Reproduce every record exactly as given.
===== Information given =====
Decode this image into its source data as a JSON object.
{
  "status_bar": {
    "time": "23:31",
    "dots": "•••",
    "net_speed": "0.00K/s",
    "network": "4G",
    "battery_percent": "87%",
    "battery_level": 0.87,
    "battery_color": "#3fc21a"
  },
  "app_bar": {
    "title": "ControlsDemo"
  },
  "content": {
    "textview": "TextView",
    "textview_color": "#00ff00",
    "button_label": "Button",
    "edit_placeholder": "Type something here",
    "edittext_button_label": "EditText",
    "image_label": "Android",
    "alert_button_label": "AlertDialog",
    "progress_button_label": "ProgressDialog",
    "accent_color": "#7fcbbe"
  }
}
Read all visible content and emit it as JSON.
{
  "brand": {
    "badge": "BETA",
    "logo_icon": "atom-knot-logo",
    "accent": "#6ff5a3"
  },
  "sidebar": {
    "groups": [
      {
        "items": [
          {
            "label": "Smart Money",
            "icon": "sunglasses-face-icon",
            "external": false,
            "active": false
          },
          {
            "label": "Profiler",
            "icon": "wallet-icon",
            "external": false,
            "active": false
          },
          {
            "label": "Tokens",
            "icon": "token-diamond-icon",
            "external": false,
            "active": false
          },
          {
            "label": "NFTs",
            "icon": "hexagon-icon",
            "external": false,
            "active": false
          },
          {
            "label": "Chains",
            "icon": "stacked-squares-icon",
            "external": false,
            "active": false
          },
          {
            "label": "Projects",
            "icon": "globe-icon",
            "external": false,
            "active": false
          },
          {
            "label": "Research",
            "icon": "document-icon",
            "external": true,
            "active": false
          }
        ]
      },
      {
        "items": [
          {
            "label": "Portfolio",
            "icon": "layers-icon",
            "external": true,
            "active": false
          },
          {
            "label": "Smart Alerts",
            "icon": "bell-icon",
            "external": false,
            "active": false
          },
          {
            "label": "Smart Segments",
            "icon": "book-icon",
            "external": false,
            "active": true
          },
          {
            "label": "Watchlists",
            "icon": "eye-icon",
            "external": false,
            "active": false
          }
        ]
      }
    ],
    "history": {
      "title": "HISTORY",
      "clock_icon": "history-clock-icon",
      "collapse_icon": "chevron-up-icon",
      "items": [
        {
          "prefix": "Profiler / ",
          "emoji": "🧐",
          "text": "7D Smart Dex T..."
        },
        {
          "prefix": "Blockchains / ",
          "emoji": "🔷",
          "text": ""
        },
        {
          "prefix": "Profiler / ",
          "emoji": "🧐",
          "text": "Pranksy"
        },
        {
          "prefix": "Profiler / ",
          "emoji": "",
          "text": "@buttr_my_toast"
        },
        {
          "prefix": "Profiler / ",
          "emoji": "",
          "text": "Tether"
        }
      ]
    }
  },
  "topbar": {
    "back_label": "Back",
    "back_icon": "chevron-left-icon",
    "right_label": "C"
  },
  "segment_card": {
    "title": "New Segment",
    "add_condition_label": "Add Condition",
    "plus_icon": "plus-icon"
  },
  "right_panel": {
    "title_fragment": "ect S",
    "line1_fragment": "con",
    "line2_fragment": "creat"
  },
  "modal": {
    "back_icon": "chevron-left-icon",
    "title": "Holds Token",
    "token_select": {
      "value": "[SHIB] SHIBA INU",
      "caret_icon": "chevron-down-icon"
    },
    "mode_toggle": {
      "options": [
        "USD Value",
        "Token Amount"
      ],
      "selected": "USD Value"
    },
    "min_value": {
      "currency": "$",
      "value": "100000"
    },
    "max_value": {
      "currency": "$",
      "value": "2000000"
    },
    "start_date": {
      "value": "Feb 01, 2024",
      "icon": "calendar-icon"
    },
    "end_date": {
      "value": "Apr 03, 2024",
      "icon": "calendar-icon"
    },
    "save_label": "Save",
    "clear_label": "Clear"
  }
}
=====
## Your solution
Decode this image into its source data as a JSON object.
{
  "status_bar": {
    "time": "23:31",
    "dots": "•••",
    "net_speed": "0.00K/s",
    "network": "4G",
    "battery_percent": "87%",
    "battery_level": 0.87,
    "battery_color": "#3fc21a"
  },
  "app_bar": {
    "title": "ControlsDemo"
  },
  "content": {
    "textview": "TextView",
    "textview_color": "#00ff00",
    "button_label": "Button",
    "edit_placeholder": "Type something here",
    "edittext_button_label": "EditText",
    "image_label": "Android",
    "alert_button_label": "AlertDialog",
    "progress_button_label": "ProgressDialog",
    "accent_color": "#7fcbbe"
  }
}
Read all visible content and emit it as JSON.
{
  "brand": {
    "badge": "BETA",
    "logo_icon": "atom-knot-logo",
    "accent": "#6ff5a3"
  },
  "sidebar": {
    "groups": [
      {
        "items": [
          {
            "label": "Smart Money",
            "icon": "sunglasses-face-icon",
            "external": false,
            "active": false
          },
          {
            "label": "Profiler",
            "icon": "wallet-icon",
            "external": false,
            "active": false
          },
          {
            "label": "Tokens",
            "icon": "token-diamond-icon",
            "external": false,
            "active": false
          },
          {
            "label": "NFTs",
            "icon": "hexagon-icon",
            "external": false,
            "active": false
          },
          {
            "label": "Chains",
            "icon": "stacked-squares-icon",
            "external": false,
            "active": false
          },
          {
            "label": "Projects",
            "icon": "globe-icon",
            "external": false,
            "active": false
          },
          {
            "label": "Research",
            "icon": "document-icon",
            "external": true,
            "active": false
          }
        ]
      },
      {
        "items": [
          {
            "label": "Portfolio",
            "icon": "layers-icon",
            "external": true,
            "active": false
          },
          {
            "label": "Smart Alerts",
            "icon": "bell-icon",
            "external": false,
            "active": false
          },
          {
            "label": "Smart Segments",
            "icon": "book-icon",
            "external": false,
            "active": true
          },
          {
            "label": "Watchlists",
            "icon": "eye-icon",
            "external": false,
            "active": false
          }
        ]
      }
    ],
    "history": {
      "title": "HISTORY",
      "clock_icon": "history-clock-icon",
      "collapse_icon": "chevron-up-icon",
      "items": [
        {
          "prefix": "Profiler / ",
          "emoji": "🧐",
          "text": "7D Smart Dex T..."
        },
        {
          "prefix": "Blockchains / ",
          "emoji": "🔷",
          "text": ""
        },
        {
          "prefix": "Profiler / ",
          "emoji": "🧐",
          "text": "Pranksy"
        },
        {
          "prefix": "Profiler / ",
          "emoji": "",
          "text": "@buttr_my_toast"
        },
        {
          "prefix": "Profiler / ",
          "emoji": "",
          "text": "Tether"
        }
      ]
    }
  },
  "topbar": {
    "back_label": "Back",
    "back_icon": "chevron-left-icon",
    "right_label": "C"
  },
  "segment_card": {
    "title": "New Segment",
    "add_condition_label": "Add Condition",
    "plus_icon": "plus-icon"
  },
  "right_panel": {
    "title_fragment": "ect S",
    "line1_fragment": "con",
    "line2_fragment": "creat"
  },
  "modal": {
    "back_icon": "chevron-left-icon",
    "title": "Holds Token",
    "token_select": {
      "value": "[SHIB] SHIBA INU",
      "caret_icon": "chevron-down-icon"
    },
    "mode_toggle": {
      "options": [
        "USD Value",
        "Token Amount"
      ],
      "selected": "USD Value"
    },
    "min_value": {
      "currency": "$",
      "value": "100000"
    },
    "max_value": {
      "currency": "$",
      "value": "2000000"
    },
    "start_date": {
      "value": "Feb 01, 2024",
      "icon": "calendar-icon"
    },
    "end_date": {
      "value": "Apr 03, 2024",
      "icon": "calendar-icon"
    },
    "save_label": "Save",
    "clear_label": "Clear"
  }
}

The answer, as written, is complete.